After 433 days, or about 14 months, of his term, Donald Trump funds himself at the center of several major scandals — in particular the Russia collusion scandal and the scandal over a “hush money” payment to adult film star Stormy Daniels — and perhaps as a result, his approval rating at this point of his administration remains the lowest since approval polling began in 1945, according to the polling average compiled by the data journalism site FiveThirtyEight.
Both the Russia and Daniels scandals saw significant developments that appear to threaten Trump on Wednesday. Daniels’ lawyer Michael Avenatti filed a motion in federal court that would allow him to put Trump under oath in a legal deposition. If Trump were to be deposed, he could be forced to reveal what he knew about the $130,000 payment to Daniels, potentially revealing that the money was intended to help his 2016 presidential campaign — therefore making it an illegal campaign contribution.

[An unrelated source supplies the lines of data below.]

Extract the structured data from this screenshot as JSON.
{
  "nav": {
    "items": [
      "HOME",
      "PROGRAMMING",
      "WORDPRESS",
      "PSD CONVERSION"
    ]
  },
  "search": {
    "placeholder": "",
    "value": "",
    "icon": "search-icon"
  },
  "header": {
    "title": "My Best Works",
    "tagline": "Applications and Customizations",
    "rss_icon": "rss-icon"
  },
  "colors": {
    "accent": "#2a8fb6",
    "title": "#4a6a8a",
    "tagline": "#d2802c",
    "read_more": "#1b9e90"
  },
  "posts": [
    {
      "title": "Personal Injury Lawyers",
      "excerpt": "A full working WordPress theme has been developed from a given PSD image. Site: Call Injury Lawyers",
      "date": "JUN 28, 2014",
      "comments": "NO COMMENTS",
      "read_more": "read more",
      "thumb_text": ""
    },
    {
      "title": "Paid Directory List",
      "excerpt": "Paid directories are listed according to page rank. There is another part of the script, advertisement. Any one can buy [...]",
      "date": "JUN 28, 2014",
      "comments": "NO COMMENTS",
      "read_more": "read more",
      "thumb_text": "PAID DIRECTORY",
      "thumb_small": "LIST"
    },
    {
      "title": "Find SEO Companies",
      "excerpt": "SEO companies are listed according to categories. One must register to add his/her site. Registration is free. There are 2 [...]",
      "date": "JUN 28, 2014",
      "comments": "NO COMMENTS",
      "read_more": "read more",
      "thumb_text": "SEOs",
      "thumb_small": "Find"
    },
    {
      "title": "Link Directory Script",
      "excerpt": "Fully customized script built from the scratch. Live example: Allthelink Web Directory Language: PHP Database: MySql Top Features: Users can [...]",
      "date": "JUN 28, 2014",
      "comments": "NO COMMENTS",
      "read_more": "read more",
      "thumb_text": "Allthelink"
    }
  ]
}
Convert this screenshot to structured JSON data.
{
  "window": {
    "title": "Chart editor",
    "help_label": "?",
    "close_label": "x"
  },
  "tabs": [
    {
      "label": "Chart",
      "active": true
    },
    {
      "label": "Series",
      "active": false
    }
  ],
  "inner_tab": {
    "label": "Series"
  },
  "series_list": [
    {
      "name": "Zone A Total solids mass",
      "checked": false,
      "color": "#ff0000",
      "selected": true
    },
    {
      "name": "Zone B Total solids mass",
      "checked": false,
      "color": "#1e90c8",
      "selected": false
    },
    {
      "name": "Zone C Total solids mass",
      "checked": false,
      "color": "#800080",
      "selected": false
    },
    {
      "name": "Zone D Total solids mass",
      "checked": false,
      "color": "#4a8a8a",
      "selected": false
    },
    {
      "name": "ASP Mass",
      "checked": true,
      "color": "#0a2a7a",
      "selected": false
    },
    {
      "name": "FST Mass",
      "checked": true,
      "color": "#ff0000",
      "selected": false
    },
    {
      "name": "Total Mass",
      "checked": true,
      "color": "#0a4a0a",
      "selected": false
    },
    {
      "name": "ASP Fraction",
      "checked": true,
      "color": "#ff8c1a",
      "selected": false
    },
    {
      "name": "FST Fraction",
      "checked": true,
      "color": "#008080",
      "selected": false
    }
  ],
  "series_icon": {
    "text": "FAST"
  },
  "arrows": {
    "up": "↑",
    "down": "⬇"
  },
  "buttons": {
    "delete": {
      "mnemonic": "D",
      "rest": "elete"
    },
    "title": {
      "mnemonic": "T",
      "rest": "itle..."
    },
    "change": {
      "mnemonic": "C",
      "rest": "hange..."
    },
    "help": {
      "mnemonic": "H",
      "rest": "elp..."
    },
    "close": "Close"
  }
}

Also, late Tuesday night, Russia investigation Special Counsel Robert Mueller filed court documents revealing that former top Trump campaign aide Rick Gates — longtime business partner of Trump campaign manager Paul Manafort — was in direct contact during the campaign with a former officer of the Russian military intelligence agency known as the GRU.
The GRU is the intelligence agency believed by United States officials to have carried out hacking attacks on the Democratic National Committee and Hillary Clinton campaign during the 2016 presidential election cycle.
As the scandals close in, Trump has been able to maintain an aggregate approval rating that barely tops 40 percent. In fact, his approval number after 433 days according to the FiveThirtyEight average was just 40.2 percent, with 53.6 percent of Americans saying that they disapprove of Trump’s performance so far.
That number is lower than the next-least popular president since 1945, Harry Truman, by 5.2 percentage points after 433 days in office. Trump’s immediate predecessor, President Barack Obama, stood at 48.4 percent approval and just 45.6 percent disapproval at the same point in his first term in office.
Out of six new polls released in the past week, Trump performed best in the Rasmussen Reports poll, which has consistently seen Trump receive his highest marks of any poll. Trump scored a 45 percent approval rating in the latest Rasmussen daily tracking poll — though only 29 percent said that they “strongly” approve of how Trump has performed so far, according to Rasmussen.
By contrast, an Ipsos/Reuters tracking poll released on March 27 — one day before the Rasmussen poll — saw Trump in a far more dismal position, with only 38.3 percent saying that they approve of Trump, his lowest score in any poll since a YouGov poll gave him a 37 percent approval rating on March 20.
A new YouGov poll, released on Wednesday, saw an incremental increase for Trump, with a 39 percent approval rating.
Overall, in the average polling number compiled by FiveThirtyEight, Trump has seen a slight boost in his approval ratings since last month, when his approval number dipped to 39.1 percent on February 25. That same day saw Trump’s disapproval rating surge to a whopping 55.6 percent.
Trump’s approval rating closely reflects the popularity of Republicans in general across the country, according to a FiveThirtyEight average of “generic ballot” polling. The “generic ballot” polls simply ask whether voters plan to vote Democratic or Republican in the upcoming 2018 midterm congressional elections, without asking about specific candidates.
In the latest generic ballot polling average, just 39.2 percent say that they plan to vote for a Republican ticket, while 46.3 percent plan to vote for Democrats.